→ **Records for processing**:
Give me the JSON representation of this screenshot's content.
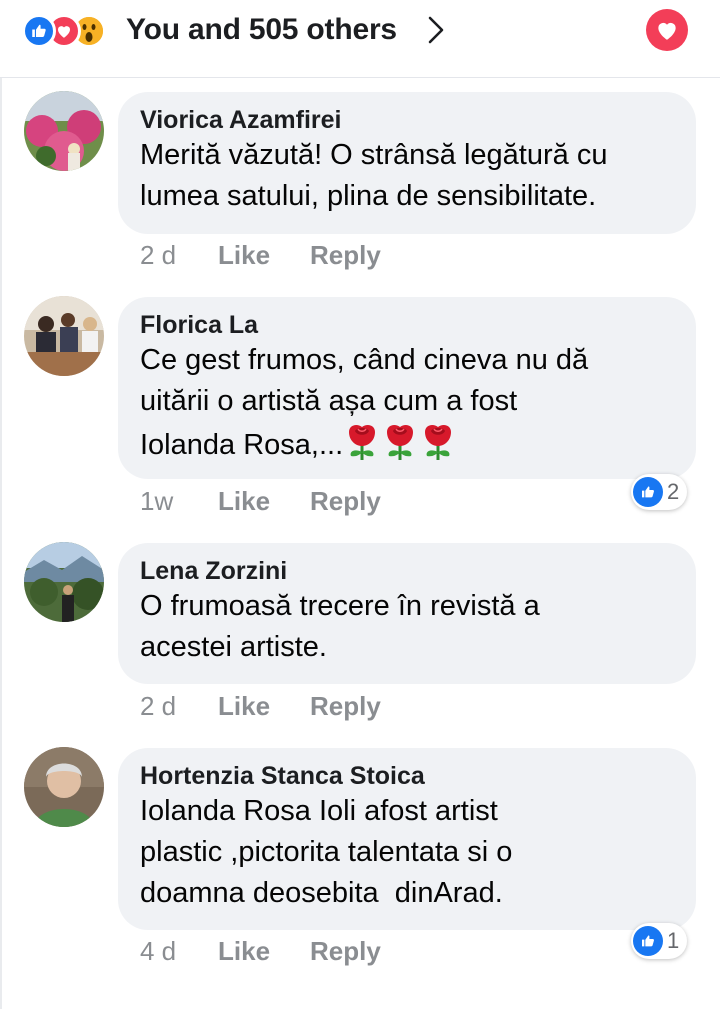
{
  "header": {
    "reaction_summary": "You and 505 others",
    "reaction_icons": [
      "like-icon",
      "love-icon",
      "wow-icon"
    ],
    "colors": {
      "like": "#1877f2",
      "love": "#f33e58",
      "wow": "#f7b125"
    }
  },
  "comments": [
    {
      "name": "Viorica Azamfirei",
      "lines": [
        "Merită văzută! O strânsă legătură cu",
        "lumea satului, plina de sensibilitate."
      ],
      "time": "2 d",
      "like_label": "Like",
      "reply_label": "Reply"
    },
    {
      "name": "Florica La",
      "lines": [
        "Ce gest frumos, când cineva nu dă",
        "uitării o artistă așa cum a fost",
        "Iolanda Rosa,..."
      ],
      "emoji": [
        "rose-emoji",
        "rose-emoji",
        "rose-emoji"
      ],
      "time": "1w",
      "like_label": "Like",
      "reply_label": "Reply",
      "reaction_count": "2"
    },
    {
      "name": "Lena Zorzini",
      "lines": [
        "O frumoasă trecere în revistă a",
        "acestei artiste."
      ],
      "time": "2 d",
      "like_label": "Like",
      "reply_label": "Reply"
    },
    {
      "name": "Hortenzia Stanca Stoica",
      "lines": [
        "Iolanda Rosa Ioli afost artist",
        "plastic ,pictorita talentata si o",
        "doamna deosebita  dinArad."
      ],
      "time": "4 d",
      "like_label": "Like",
      "reply_label": "Reply",
      "reaction_count": "1"
    }
  ]
}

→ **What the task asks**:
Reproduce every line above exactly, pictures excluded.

→ **Solution**:
Give me the JSON representation of this screenshot's content.
{
  "header": {
    "reaction_summary": "You and 505 others",
    "reaction_icons": [
      "like-icon",
      "love-icon",
      "wow-icon"
    ],
    "colors": {
      "like": "#1877f2",
      "love": "#f33e58",
      "wow": "#f7b125"
    }
  },
  "comments": [
    {
      "name": "Viorica Azamfirei",
      "lines": [
        "Merită văzută! O strânsă legătură cu",
        "lumea satului, plina de sensibilitate."
      ],
      "time": "2 d",
      "like_label": "Like",
      "reply_label": "Reply"
    },
    {
      "name": "Florica La",
      "lines": [
        "Ce gest frumos, când cineva nu dă",
        "uitării o artistă așa cum a fost",
        "Iolanda Rosa,..."
      ],
      "emoji": [
        "rose-emoji",
        "rose-emoji",
        "rose-emoji"
      ],
      "time": "1w",
      "like_label": "Like",
      "reply_label": "Reply",
      "reaction_count": "2"
    },
    {
      "name": "Lena Zorzini",
      "lines": [
        "O frumoasă trecere în revistă a",
        "acestei artiste."
      ],
      "time": "2 d",
      "like_label": "Like",
      "reply_label": "Reply"
    },
    {
      "name": "Hortenzia Stanca Stoica",
      "lines": [
        "Iolanda Rosa Ioli afost artist",
        "plastic ,pictorita talentata si o",
        "doamna deosebita  dinArad."
      ],
      "time": "4 d",
      "like_label": "Like",
      "reply_label": "Reply",
      "reaction_count": "1"
    }
  ]
}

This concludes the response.